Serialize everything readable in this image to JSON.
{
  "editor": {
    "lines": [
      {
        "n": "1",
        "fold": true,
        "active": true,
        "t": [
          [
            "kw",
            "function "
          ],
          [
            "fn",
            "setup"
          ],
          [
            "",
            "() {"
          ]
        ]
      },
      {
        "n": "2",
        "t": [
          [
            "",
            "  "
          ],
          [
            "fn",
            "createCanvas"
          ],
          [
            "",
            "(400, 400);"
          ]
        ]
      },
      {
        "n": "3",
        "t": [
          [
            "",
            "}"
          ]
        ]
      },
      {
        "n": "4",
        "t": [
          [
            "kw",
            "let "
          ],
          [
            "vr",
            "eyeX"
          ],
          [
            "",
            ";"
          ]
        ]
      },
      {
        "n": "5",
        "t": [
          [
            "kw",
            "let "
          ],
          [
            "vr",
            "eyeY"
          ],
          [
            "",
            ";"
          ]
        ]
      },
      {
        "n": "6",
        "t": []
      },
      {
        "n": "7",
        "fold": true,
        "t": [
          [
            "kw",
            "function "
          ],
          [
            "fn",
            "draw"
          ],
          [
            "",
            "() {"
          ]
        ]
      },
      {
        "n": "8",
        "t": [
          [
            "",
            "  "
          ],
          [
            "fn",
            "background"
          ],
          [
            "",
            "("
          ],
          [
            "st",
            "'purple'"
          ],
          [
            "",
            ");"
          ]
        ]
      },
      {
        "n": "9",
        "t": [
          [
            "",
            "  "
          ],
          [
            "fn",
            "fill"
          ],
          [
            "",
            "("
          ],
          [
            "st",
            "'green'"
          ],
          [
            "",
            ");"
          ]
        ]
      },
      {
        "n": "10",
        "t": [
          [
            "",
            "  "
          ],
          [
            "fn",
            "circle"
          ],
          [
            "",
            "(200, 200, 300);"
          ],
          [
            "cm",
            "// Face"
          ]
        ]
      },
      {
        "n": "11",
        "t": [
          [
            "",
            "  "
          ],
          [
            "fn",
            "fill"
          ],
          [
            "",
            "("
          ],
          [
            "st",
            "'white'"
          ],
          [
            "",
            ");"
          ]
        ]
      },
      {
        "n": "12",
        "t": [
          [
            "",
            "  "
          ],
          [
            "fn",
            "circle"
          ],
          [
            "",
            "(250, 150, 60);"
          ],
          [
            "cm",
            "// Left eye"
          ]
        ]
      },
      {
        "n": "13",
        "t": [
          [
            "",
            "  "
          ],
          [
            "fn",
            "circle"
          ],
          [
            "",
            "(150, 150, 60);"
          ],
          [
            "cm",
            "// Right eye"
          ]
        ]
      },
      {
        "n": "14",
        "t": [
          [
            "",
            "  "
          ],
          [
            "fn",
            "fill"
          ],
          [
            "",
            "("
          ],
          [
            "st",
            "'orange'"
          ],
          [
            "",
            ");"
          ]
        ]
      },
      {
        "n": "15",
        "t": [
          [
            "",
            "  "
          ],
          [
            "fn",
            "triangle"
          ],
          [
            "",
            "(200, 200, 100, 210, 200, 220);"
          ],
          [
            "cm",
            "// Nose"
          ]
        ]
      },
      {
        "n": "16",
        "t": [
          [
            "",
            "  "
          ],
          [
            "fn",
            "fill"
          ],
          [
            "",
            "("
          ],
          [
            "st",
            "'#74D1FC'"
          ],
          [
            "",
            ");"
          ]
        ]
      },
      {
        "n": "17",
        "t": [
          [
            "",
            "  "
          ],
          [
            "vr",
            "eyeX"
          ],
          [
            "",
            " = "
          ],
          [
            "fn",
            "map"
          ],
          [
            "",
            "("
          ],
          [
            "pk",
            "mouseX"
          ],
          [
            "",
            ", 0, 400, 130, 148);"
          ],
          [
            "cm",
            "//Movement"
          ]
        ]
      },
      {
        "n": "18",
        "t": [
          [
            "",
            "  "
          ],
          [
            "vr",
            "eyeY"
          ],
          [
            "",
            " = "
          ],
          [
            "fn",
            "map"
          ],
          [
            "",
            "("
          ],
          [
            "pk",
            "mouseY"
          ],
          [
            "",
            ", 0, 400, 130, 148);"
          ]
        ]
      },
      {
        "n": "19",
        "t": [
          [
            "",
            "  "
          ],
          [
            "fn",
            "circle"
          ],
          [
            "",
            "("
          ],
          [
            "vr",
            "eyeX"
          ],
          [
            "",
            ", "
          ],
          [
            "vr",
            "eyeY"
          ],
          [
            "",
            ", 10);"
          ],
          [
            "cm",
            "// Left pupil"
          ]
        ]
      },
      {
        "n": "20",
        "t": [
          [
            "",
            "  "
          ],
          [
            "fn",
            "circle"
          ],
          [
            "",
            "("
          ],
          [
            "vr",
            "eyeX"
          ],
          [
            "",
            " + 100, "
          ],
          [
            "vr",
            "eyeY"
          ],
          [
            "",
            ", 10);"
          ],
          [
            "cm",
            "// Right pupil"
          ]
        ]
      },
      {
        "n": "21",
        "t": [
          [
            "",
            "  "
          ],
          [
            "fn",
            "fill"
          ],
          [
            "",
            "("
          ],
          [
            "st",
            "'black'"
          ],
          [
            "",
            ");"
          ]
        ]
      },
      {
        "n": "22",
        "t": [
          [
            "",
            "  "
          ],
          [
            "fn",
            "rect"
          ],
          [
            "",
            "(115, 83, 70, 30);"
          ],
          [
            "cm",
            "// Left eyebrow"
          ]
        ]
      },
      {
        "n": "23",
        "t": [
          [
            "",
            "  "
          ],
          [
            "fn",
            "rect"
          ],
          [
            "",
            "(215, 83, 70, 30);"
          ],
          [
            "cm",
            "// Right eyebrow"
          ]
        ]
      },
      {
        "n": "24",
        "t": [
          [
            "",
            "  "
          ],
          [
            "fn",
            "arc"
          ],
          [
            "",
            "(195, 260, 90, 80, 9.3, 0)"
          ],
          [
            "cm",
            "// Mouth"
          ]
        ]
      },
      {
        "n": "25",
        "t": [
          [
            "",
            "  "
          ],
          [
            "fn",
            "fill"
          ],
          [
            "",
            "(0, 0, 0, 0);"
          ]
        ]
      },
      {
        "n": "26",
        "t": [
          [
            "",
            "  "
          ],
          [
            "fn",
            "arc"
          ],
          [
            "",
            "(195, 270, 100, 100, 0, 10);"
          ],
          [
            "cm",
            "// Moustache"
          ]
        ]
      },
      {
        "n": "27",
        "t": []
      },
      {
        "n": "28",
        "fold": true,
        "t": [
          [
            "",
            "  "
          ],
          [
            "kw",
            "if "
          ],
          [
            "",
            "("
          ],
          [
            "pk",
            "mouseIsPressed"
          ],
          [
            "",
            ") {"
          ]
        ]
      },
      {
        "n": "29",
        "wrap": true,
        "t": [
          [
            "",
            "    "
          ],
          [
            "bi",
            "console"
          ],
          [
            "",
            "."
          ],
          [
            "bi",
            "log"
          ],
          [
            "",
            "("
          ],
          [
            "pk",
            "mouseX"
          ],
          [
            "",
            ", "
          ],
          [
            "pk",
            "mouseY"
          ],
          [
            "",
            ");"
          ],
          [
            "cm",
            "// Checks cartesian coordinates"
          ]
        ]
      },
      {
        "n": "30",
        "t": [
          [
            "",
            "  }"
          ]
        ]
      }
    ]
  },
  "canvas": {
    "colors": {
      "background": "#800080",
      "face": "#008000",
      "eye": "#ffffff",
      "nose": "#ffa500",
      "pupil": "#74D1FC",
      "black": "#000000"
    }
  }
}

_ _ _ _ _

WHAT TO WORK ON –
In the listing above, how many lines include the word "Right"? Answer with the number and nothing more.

OUTPUT –
3